# List of Excel Errors

This page lists the different errors you may encounter in your Excel cells, along with some explanations to better understand them.

## #DIV/0

This error means that **you are trying to divide by zero**, which is not possible, hence this error.

For example, `=50/A1`

will return this error **if cell A1 contains 0 or is empty**.

## #NAME?

This error occurs when **the function name or the name of a cell (or range of cells) you are trying to use is misspelled**. Excel cannot find the requested function or name and returns this error.

For example, `=SOM(A1:A3)`

will return this error because the SUM function is misspelled.

Similarly, with `=SUM(name)`

you will get the same error if no range of cells has been named "name".

Note that **if you forget to add quotes to a text value** such as `=IF(A1="",NO,"YES")`

, you will get the same error because Excel will not consider "NO" as text but will look for a function or name named "NO" and return this error if it finds nothing.

## #REF!

This error occurs when **the reference to a cell, range of cells, or sheet** no longer exists.

For example, the following formula references a cell in Sheet 2 `="Result: "&Sheet2!A1`

. If this sheet is now deleted, the reference to this sheet will no longer exist, the formula will be replaced by `="Result: "&#REF!A1`

, and will return the `#REF!`

error.

## #N/A

This value appears when there is **no possible result**, it is not really an error but rather a value that means "no result possible in this configuration".

This value often appears with search functions such as VLOOKUP, HLOOKUP, MATCH, etc.

For example, if you use the VLOOKUP function and the "Lookup_value" is not found in the range of cells, the value `#N/A`

will be returned.

This value can also appear when you forget to fill in a mandatory argument (in this case, no result is possible).

## #VALUE!

This error occurs when **the entered value does not match the expected value**.

For example, if you use the INDEX function and instead of the row number, you enter a value that is not a number, you will get the `#VALUE!`

error because it does not match the type of value expected by the function.

Similarly, if you try to add a number with text `=50+"test"`

, you will get this same error because a text value does not match the type of value expected for an addition.

## #SPILL!

This error indicates that a formula that is supposed to **return multiple values** cannot do so because something is blocking the necessary cell range (at least one of the cells is not empty).

For example, if you enter `=TEXTSPLIT("a/b/c","/")`

in A1 and any value in B1, you will get this error because this formula needs 3 cells to spill (in this case, just erase the content of the useful cells to remove this error).

## #NULL!

This error appears when **two cell ranges have no intersection** or simply in case of missing `:`

or `,`

.

For example, `=SUM(A1:A2 A3:A4)`

will return this error because there is no intersection between the two specified cell ranges.
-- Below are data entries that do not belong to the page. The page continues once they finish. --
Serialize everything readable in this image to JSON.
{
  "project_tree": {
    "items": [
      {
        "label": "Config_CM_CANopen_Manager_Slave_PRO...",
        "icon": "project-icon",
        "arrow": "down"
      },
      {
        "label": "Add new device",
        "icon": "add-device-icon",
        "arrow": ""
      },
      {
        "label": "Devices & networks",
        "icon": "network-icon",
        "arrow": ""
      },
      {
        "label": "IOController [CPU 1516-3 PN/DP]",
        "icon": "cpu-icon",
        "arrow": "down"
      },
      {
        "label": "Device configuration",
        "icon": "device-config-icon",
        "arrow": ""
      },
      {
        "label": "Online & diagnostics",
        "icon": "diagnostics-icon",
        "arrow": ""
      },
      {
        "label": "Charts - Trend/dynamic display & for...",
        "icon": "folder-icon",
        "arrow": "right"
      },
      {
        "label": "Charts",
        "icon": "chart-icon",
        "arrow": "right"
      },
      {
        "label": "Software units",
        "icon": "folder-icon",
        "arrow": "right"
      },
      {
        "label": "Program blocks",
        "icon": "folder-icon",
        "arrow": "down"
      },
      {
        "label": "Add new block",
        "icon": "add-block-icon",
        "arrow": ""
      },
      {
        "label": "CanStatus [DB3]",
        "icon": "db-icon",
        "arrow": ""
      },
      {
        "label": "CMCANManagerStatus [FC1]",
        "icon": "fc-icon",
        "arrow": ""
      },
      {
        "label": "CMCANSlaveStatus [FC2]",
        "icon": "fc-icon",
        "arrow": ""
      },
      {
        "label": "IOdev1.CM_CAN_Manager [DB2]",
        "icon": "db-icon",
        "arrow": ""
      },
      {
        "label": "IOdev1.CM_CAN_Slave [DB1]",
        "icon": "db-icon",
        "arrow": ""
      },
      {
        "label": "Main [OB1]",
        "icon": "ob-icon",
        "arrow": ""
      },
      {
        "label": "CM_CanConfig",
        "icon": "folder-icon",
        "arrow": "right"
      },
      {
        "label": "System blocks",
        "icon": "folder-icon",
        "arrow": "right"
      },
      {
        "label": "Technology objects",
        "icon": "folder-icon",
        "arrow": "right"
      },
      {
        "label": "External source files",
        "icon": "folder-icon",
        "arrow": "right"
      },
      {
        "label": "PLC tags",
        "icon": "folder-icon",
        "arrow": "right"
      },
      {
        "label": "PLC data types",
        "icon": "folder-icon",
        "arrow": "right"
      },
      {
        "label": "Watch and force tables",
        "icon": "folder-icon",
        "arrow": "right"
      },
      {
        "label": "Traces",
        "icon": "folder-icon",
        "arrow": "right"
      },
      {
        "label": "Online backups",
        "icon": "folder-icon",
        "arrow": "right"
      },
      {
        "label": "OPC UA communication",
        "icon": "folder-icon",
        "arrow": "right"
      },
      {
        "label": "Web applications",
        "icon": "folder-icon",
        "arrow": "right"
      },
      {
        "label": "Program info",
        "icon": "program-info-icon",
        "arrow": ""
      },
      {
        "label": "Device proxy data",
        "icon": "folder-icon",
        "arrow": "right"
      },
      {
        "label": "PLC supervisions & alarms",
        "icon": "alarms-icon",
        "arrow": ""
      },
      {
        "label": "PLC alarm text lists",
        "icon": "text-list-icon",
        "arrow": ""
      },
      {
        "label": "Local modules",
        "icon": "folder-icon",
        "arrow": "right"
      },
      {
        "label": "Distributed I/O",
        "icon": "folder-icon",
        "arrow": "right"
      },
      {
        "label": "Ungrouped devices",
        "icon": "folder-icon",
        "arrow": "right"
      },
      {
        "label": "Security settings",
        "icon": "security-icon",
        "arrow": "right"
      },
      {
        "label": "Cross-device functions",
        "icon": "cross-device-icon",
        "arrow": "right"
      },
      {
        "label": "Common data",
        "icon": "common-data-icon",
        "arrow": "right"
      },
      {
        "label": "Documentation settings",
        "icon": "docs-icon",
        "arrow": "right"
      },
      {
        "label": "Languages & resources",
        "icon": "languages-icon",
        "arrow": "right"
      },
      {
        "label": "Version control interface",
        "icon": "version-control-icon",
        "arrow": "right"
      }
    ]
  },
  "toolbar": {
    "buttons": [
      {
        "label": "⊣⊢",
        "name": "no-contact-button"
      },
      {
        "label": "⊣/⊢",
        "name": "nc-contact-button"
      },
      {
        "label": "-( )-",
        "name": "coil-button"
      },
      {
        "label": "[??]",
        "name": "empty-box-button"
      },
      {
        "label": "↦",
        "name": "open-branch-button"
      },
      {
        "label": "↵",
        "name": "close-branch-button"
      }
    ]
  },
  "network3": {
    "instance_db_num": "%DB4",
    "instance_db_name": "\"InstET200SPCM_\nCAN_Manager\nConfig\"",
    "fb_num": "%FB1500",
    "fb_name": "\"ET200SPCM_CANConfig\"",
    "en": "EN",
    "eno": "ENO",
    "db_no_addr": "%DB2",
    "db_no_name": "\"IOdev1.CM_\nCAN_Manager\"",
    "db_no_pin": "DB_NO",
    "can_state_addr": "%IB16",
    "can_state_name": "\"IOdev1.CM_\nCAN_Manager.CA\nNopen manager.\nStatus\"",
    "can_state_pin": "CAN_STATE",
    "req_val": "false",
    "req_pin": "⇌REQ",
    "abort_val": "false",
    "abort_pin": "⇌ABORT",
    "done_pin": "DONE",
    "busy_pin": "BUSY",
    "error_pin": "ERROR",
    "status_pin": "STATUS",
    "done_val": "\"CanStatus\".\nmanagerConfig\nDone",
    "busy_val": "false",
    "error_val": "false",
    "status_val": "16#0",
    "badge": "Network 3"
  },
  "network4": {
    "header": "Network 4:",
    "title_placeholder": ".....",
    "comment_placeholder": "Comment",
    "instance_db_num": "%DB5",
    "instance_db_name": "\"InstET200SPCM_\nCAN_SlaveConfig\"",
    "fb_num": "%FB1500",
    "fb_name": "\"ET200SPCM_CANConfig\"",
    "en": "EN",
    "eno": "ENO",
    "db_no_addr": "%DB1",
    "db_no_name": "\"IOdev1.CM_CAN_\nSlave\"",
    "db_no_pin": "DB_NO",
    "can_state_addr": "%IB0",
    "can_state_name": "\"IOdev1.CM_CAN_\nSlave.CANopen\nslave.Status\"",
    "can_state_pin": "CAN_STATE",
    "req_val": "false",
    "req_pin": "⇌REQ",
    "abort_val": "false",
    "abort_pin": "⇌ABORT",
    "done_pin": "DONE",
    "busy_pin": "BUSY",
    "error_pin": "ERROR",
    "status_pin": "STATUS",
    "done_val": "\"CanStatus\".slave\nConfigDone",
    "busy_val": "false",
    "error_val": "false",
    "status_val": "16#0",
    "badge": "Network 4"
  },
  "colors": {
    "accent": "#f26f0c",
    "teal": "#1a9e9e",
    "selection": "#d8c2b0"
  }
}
It could also be due to missing `,`

to separate the two cell ranges to be added.

## #NUM!

This error occurs when you try to **use invalid numeric values**, and it may also occur if the result is a **too large number** (for example, `=1000^1000`

will return `#NUM!`

).

## #CALC!

This very annoying error appears when you **nest arrays** in a formula, even if the nesting is clean and does not overwrite any data, because Excel simply handles arrays very poorly (unlike Google Sheets).

For example, with the formula `=MAP(A1:A5,LAMBDA(i,TEXTSPLIT(i,",")))`

and data separated by commas in column A, this will return this error because Excel handles arrays poorly, and there's nothing you can do about it. In this case, you often need to perform the calculation using multiple formulas to avoid this error, or possibly use Google Sheets for such calculations (the equivalent in Google Sheets of this example `=MAP(A1:A5,LAMBDA(i,SPLIT(i,",")))`

works fine and does not return any error).

## ##########

This specific display usually occurs when **the cell width is too small to display a numeric value**. In this case, simply widen the column to modify the display.